284 SCRA 643 (1998)


The respondents, A.U Valencia & Penarroyo, filed a complaint for specific performance against petitioner Papa to deliver the title and turn over the accrued rentals. The case arose from a sale of a parcel of land allegedly made to Penarroyo by petitioner acting as attorney-in-fact of Anne Butte. The purchaser, through Valencia, made a check payment in the amount of P40,000 and in cash, P5,000. Both were accepted by petitioner as evidenced by various receipts. It appeared that the said property has already been mortgaged to the bank previously together with other properties of Butte.

On appeal, the petitioner argued that alleged sale of the subject property had not been consummated because he did not encashed the check (in the amount of P40,000.00), which did not produce the effect of payment as in Art. 1249 of the Civil Code.


Whether payments by check shall produce the effect of payment only when cashed?


It is an undisputed fact that respondents Valencia and Peñarroyo had given petitioner Myron C. Papa the amounts of Five Thousand Pesos (P5,000.00) in cash on 24 May 1973, and Forty Thousand Pesos (P40,000.00) in check on 15 June 1973, in payment of the purchase price of the subject lot.

Petitioner himself admits having received said amounts, and having issued receipts therefor.

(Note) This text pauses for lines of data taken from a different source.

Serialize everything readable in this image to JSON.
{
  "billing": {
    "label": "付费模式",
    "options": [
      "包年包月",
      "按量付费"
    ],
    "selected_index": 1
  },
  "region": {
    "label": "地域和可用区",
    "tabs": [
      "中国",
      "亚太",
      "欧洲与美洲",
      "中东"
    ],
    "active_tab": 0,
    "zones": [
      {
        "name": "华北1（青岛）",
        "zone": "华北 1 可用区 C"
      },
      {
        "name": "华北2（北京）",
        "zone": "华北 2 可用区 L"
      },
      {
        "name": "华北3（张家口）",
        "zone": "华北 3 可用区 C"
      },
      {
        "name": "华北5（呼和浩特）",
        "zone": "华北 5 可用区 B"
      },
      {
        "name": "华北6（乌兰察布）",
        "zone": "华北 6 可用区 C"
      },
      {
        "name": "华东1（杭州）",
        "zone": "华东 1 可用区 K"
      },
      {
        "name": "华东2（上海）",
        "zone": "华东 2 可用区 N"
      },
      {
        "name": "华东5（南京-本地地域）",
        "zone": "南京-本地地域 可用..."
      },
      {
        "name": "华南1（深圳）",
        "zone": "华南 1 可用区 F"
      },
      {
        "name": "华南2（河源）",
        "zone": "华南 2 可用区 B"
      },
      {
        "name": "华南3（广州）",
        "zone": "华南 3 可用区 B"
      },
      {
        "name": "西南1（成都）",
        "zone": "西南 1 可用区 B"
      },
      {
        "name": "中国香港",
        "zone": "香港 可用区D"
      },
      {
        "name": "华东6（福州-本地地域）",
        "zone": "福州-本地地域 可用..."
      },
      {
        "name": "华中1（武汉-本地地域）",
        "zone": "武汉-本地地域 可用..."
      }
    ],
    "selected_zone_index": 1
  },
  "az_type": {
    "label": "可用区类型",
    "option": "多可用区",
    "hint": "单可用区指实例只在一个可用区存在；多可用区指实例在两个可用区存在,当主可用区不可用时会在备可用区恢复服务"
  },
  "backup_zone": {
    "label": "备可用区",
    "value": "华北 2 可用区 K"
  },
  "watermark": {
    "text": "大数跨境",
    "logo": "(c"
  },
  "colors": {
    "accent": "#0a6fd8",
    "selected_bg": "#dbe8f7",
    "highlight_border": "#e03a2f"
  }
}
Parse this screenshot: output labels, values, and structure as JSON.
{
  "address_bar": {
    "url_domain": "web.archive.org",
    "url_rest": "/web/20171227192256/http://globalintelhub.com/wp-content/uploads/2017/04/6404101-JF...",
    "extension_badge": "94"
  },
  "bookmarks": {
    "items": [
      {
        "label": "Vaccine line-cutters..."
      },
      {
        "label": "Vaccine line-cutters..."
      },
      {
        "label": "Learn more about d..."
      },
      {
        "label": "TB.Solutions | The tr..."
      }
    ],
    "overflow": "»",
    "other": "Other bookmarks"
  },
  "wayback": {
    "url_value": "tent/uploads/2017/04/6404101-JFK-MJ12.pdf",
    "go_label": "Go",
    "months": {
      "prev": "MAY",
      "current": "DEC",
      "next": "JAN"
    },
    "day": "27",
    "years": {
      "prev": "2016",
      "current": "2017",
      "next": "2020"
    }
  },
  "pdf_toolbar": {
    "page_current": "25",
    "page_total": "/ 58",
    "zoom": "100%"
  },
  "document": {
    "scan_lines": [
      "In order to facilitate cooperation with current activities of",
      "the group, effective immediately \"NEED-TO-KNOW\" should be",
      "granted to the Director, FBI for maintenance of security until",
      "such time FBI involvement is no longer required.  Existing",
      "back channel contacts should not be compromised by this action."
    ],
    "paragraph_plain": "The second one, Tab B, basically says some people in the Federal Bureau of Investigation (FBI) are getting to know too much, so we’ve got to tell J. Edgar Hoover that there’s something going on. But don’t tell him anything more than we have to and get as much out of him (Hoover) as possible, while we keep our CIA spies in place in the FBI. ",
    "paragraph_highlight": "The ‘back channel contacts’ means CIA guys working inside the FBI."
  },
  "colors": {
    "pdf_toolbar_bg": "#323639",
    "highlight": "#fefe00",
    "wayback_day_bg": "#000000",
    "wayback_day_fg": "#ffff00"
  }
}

Petitioner’s assertion that he never encashed the aforesaid check is not substantiated and is at odds with his statement in his answer that “he can no longer recall the transaction which is supposed to have happened 10 years ago.”

After more than ten (10) years from the payment in party by cash and in part by check, the presumption is that the check had been encashed. As already stated, he even waived the presentation of oral evidence.

Granting that petitioner had never encashed the check, his failure to do so for more than ten (10) years undoubtedly resulted in the impairment of the check through his unreasonable and unexplained delay.

While it is true that the delivery of a check produces the effect of payment only when it is cashed, pursuant to Art. 1249 of the Civil Code, the rule is otherwise if the debtor is prejudiced by the creditor’s unreasonable delay in presentment.

The acceptance of a check implies an undertaking of due diligence in presenting it for payment, and if he from whom it is received sustains loss by want of such diligence, it will be held to operate as actual payment of the debt or obligation for which it was given. It has, likewise, been held that if no presentment is made at all, the drawer cannot be held liable irrespective of loss or injury unless presentment is otherwise excused.

This is in harmony with Article 1249 of the Civil Code under which payment by way of check or other negotiable instrument is conditioned on its being cashed, except when through the fault of the creditor, the instrument is impaired.

The payee of a check would be a creditor under this provision and if its no-payment is caused by his negligence, payment will be deemed effected and the obligation for which the check was given as conditional payment will be discharged. Considering that respondents Valencia and Peñarroyo had fulfilled their part of the contract of sale by delivering the payment of the purchase price, said respondents, therefore, had the right to compel petitioner to deliver to them the owner’s duplicate of TCT No. 28993 of Angela M. Butte and the peaceful possession and enjoyment of the lot in question.

*Case digest by Meriam Rika R. Wong, JD-IV, Andres Bonifacio Law School, SY 2019-2020